Your goal:
The records below are to be set down again exactly, with the pictures left out.

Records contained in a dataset
= Beginning of Section =

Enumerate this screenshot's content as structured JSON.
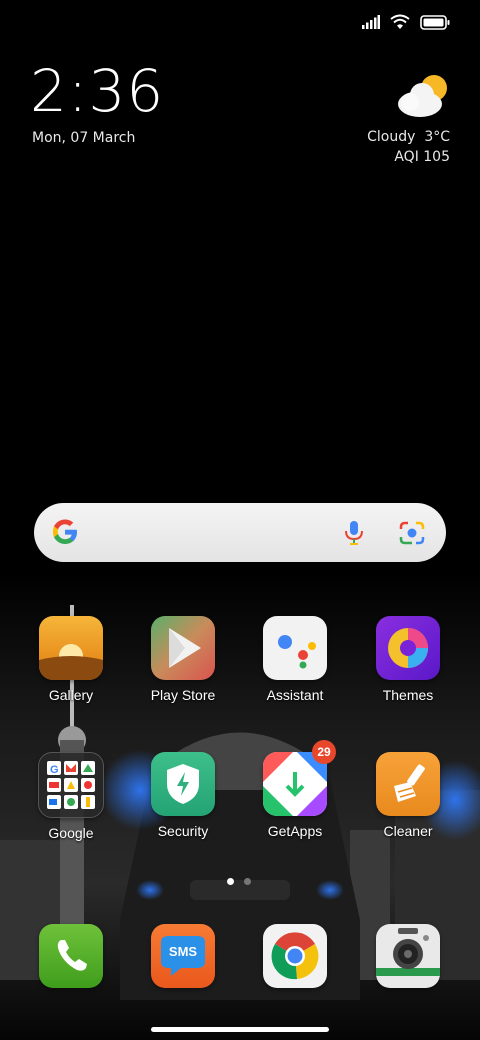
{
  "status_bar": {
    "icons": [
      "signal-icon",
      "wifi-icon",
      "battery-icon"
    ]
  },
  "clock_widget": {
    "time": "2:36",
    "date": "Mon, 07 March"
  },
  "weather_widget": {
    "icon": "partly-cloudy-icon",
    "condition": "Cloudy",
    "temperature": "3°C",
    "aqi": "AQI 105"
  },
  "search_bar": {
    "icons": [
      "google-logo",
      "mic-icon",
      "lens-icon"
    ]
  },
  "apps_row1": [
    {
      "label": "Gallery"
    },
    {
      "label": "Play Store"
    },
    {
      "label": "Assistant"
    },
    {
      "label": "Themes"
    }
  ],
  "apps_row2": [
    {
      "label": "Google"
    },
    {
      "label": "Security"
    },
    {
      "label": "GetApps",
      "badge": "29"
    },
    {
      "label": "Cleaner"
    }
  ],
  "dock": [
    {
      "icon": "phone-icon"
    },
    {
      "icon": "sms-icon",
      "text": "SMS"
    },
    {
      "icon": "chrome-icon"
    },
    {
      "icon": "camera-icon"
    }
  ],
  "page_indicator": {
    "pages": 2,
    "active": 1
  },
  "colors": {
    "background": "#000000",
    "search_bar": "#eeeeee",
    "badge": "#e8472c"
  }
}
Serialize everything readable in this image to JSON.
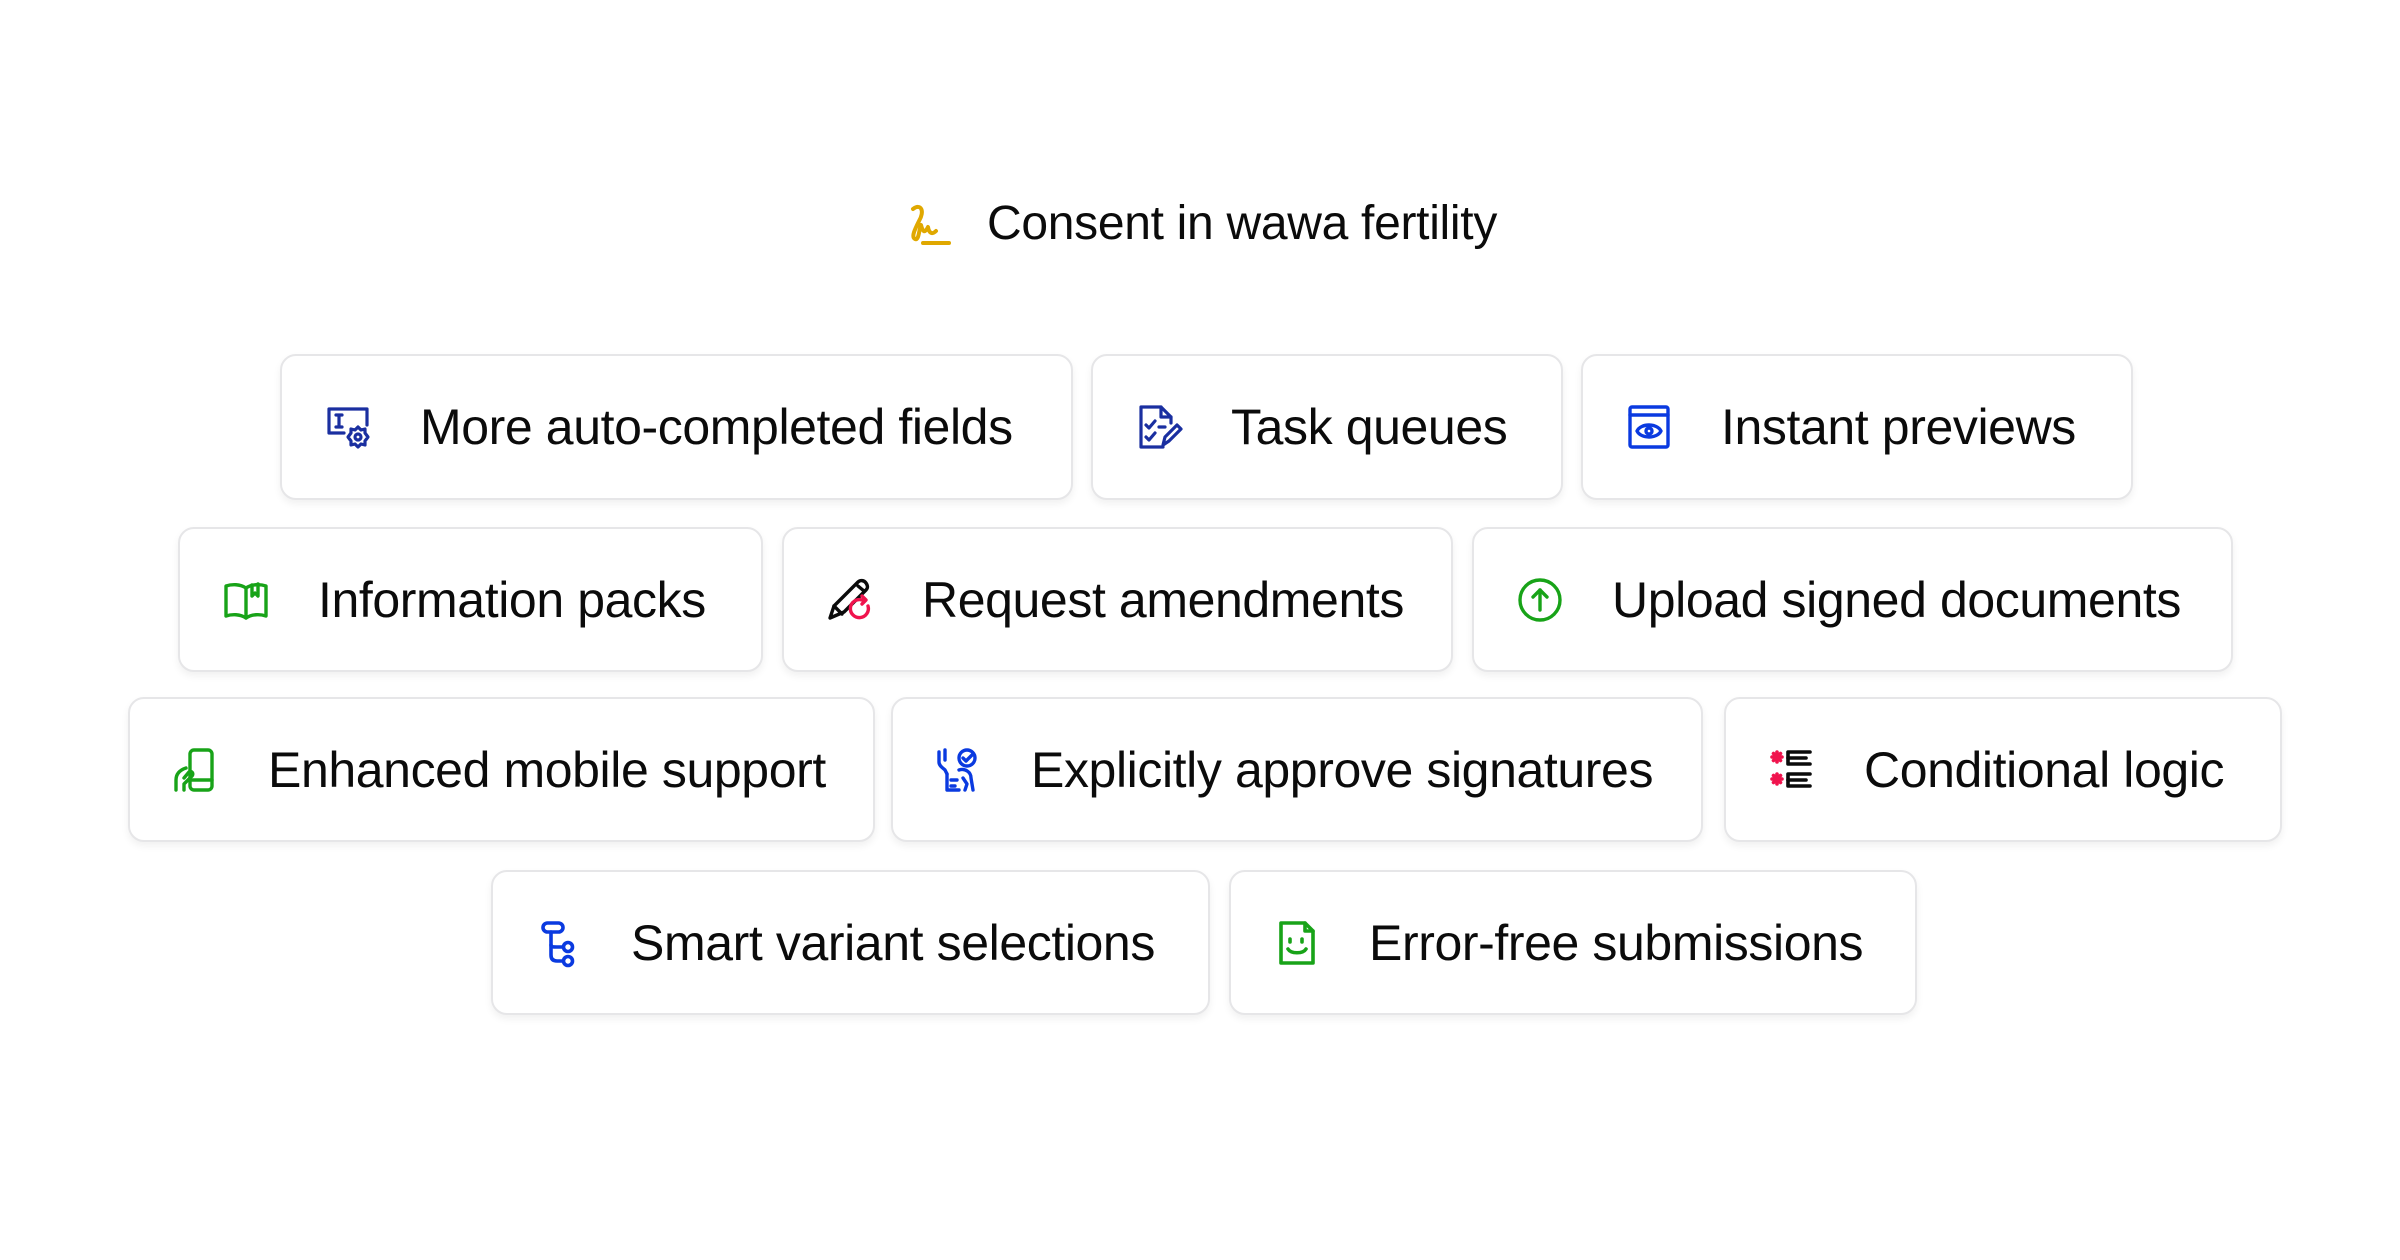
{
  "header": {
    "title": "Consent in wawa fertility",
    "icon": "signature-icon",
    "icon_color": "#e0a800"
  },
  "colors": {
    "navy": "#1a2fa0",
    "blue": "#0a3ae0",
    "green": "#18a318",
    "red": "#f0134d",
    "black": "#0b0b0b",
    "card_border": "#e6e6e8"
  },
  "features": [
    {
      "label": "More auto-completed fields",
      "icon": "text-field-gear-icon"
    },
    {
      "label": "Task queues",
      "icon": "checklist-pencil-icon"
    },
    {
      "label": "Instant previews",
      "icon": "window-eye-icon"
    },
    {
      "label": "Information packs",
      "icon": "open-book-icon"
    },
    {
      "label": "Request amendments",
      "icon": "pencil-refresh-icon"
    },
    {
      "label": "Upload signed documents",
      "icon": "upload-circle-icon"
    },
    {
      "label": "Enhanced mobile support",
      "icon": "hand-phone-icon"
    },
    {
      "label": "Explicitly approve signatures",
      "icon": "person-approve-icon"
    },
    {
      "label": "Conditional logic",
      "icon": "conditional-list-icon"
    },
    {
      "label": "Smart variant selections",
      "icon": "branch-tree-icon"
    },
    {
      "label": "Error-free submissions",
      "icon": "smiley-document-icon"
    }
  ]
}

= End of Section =

Task response:
Enumerate this screenshot's content as structured JSON.
{
  "status_bar": {
    "icons": [
      "signal-icon",
      "wifi-icon",
      "battery-icon"
    ]
  },
  "clock_widget": {
    "time": "2:36",
    "date": "Mon, 07 March"
  },
  "weather_widget": {
    "icon": "partly-cloudy-icon",
    "condition": "Cloudy",
    "temperature": "3°C",
    "aqi": "AQI 105"
  },
  "search_bar": {
    "icons": [
      "google-logo",
      "mic-icon",
      "lens-icon"
    ]
  },
  "apps_row1": [
    {
      "label": "Gallery"
    },
    {
      "label": "Play Store"
    },
    {
      "label": "Assistant"
    },
    {
      "label": "Themes"
    }
  ],
  "apps_row2": [
    {
      "label": "Google"
    },
    {
      "label": "Security"
    },
    {
      "label": "GetApps",
      "badge": "29"
    },
    {
      "label": "Cleaner"
    }
  ],
  "dock": [
    {
      "icon": "phone-icon"
    },
    {
      "icon": "sms-icon",
      "text": "SMS"
    },
    {
      "icon": "chrome-icon"
    },
    {
      "icon": "camera-icon"
    }
  ],
  "page_indicator": {
    "pages": 2,
    "active": 1
  },
  "colors": {
    "background": "#000000",
    "search_bar": "#eeeeee",
    "badge": "#e8472c"
  }
}
Serialize everything readable in this image to JSON.
{
  "header": {
    "title": "Consent in wawa fertility",
    "icon": "signature-icon",
    "icon_color": "#e0a800"
  },
  "colors": {
    "navy": "#1a2fa0",
    "blue": "#0a3ae0",
    "green": "#18a318",
    "red": "#f0134d",
    "black": "#0b0b0b",
    "card_border": "#e6e6e8"
  },
  "features": [
    {
      "label": "More auto-completed fields",
      "icon": "text-field-gear-icon"
    },
    {
      "label": "Task queues",
      "icon": "checklist-pencil-icon"
    },
    {
      "label": "Instant previews",
      "icon": "window-eye-icon"
    },
    {
      "label": "Information packs",
      "icon": "open-book-icon"
    },
    {
      "label": "Request amendments",
      "icon": "pencil-refresh-icon"
    },
    {
      "label": "Upload signed documents",
      "icon": "upload-circle-icon"
    },
    {
      "label": "Enhanced mobile support",
      "icon": "hand-phone-icon"
    },
    {
      "label": "Explicitly approve signatures",
      "icon": "person-approve-icon"
    },
    {
      "label": "Conditional logic",
      "icon": "conditional-list-icon"
    },
    {
      "label": "Smart variant selections",
      "icon": "branch-tree-icon"
    },
    {
      "label": "Error-free submissions",
      "icon": "smiley-document-icon"
    }
  ]
}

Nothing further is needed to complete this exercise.